Pull every line with "блока" from the data below and copy it.

◆ Information provided:

- Opening Delimiter -

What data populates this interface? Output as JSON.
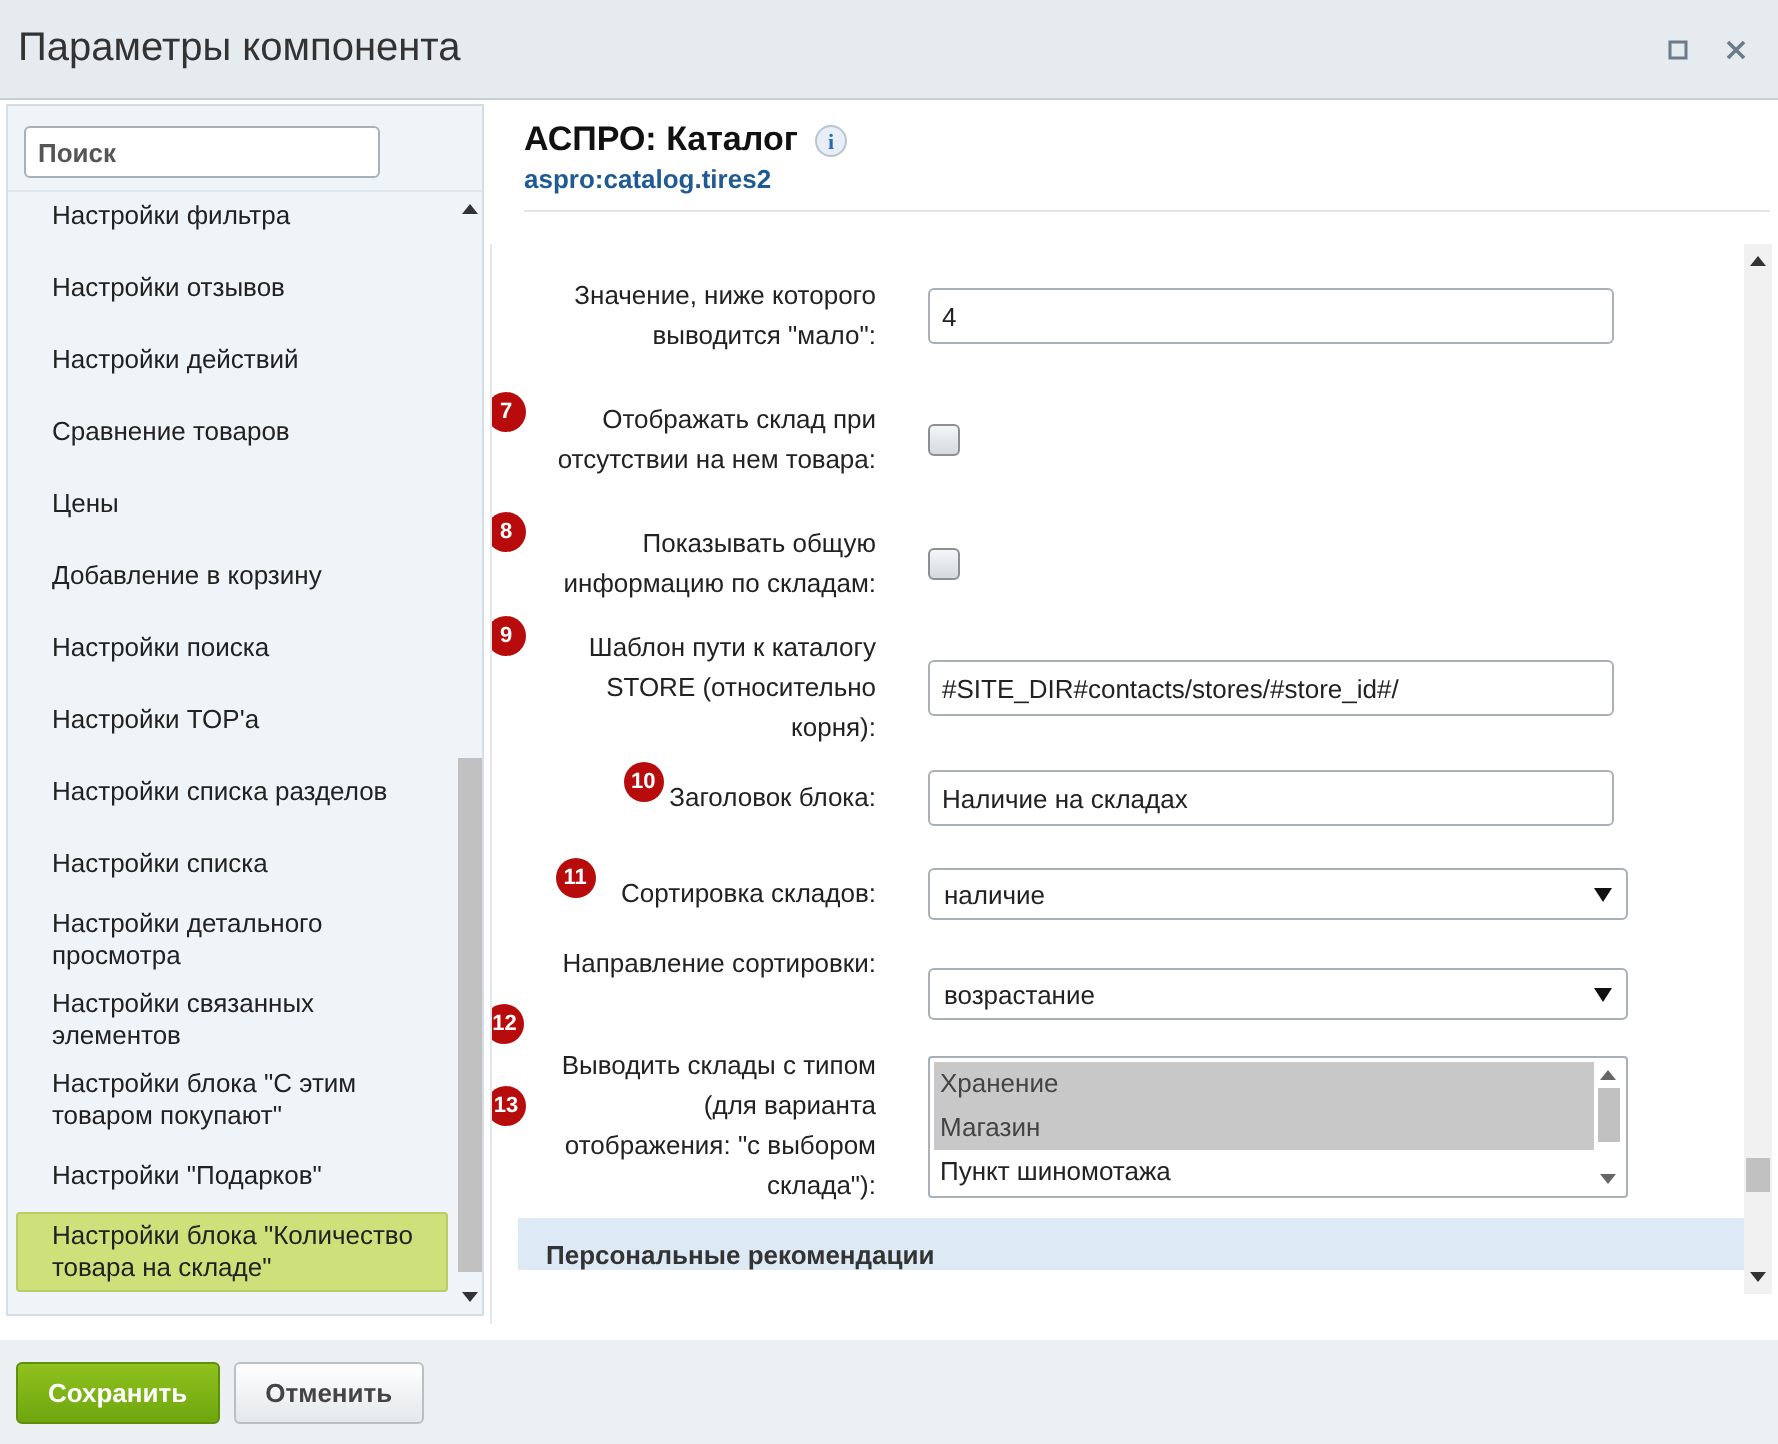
{
  "window": {
    "title": "Параметры компонента"
  },
  "sidebar": {
    "search": {
      "placeholder": "Поиск"
    },
    "items": [
      {
        "label": "Настройки фильтра",
        "selected": false
      },
      {
        "label": "Настройки отзывов",
        "selected": false
      },
      {
        "label": "Настройки действий",
        "selected": false
      },
      {
        "label": "Сравнение товаров",
        "selected": false
      },
      {
        "label": "Цены",
        "selected": false
      },
      {
        "label": "Добавление в корзину",
        "selected": false
      },
      {
        "label": "Настройки поиска",
        "selected": false
      },
      {
        "label": "Настройки TOP'а",
        "selected": false
      },
      {
        "label": "Настройки списка разделов",
        "selected": false
      },
      {
        "label": "Настройки списка",
        "selected": false
      },
      {
        "label": "Настройки детального просмотра",
        "selected": false
      },
      {
        "label": "Настройки связанных элементов",
        "selected": false
      },
      {
        "label": "Настройки блока \"С этим товаром покупают\"",
        "selected": false
      },
      {
        "label": "Настройки \"Подарков\"",
        "selected": false
      },
      {
        "label": "Настройки блока \"Количество товара на складе\"",
        "selected": true
      }
    ]
  },
  "component": {
    "title": "АСПРО: Каталог",
    "code": "aspro:catalog.tires2",
    "info_icon": "i"
  },
  "fields": [
    {
      "kind": "input",
      "label": "Значение, ниже которого выводится \"мало\":",
      "value": "4"
    },
    {
      "kind": "checkbox",
      "badge": "7",
      "label": "Отображать склад при отсутствии на нем товара:",
      "checked": false
    },
    {
      "kind": "checkbox",
      "badge": "8",
      "label": "Показывать общую информацию по складам:",
      "checked": false
    },
    {
      "kind": "input",
      "badge": "9",
      "label": "Шаблон пути к каталогу STORE (относительно корня):",
      "value": "#SITE_DIR#contacts/stores/#store_id#/"
    },
    {
      "kind": "input",
      "badge": "10",
      "label": "Заголовок блока:",
      "value": "Наличие на складах"
    },
    {
      "kind": "select",
      "badge": "11",
      "label": "Сортировка складов:",
      "value": "наличие"
    },
    {
      "kind": "select",
      "badge": "12",
      "label": "Направление сортировки:",
      "value": "возрастание"
    },
    {
      "kind": "multiselect",
      "badge": "13",
      "label": "Выводить склады с типом (для варианта отображения: \"с выбором склада\"):",
      "options": [
        {
          "label": "Хранение",
          "selected": true
        },
        {
          "label": "Магазин",
          "selected": true
        },
        {
          "label": "Пункт шиномотажа",
          "selected": false
        }
      ]
    }
  ],
  "section": {
    "title": "Персональные рекомендации"
  },
  "buttons": [
    {
      "kind": "primary",
      "label": "Сохранить"
    },
    {
      "kind": "secondary",
      "label": "Отменить"
    }
  ]
}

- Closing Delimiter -

◆ Answer space:
        "label": "Настройки блока \"С этим товаром покупают\"",
        "label": "Настройки блока \"Количество товара на складе\"",
      "label": "Заголовок блока:",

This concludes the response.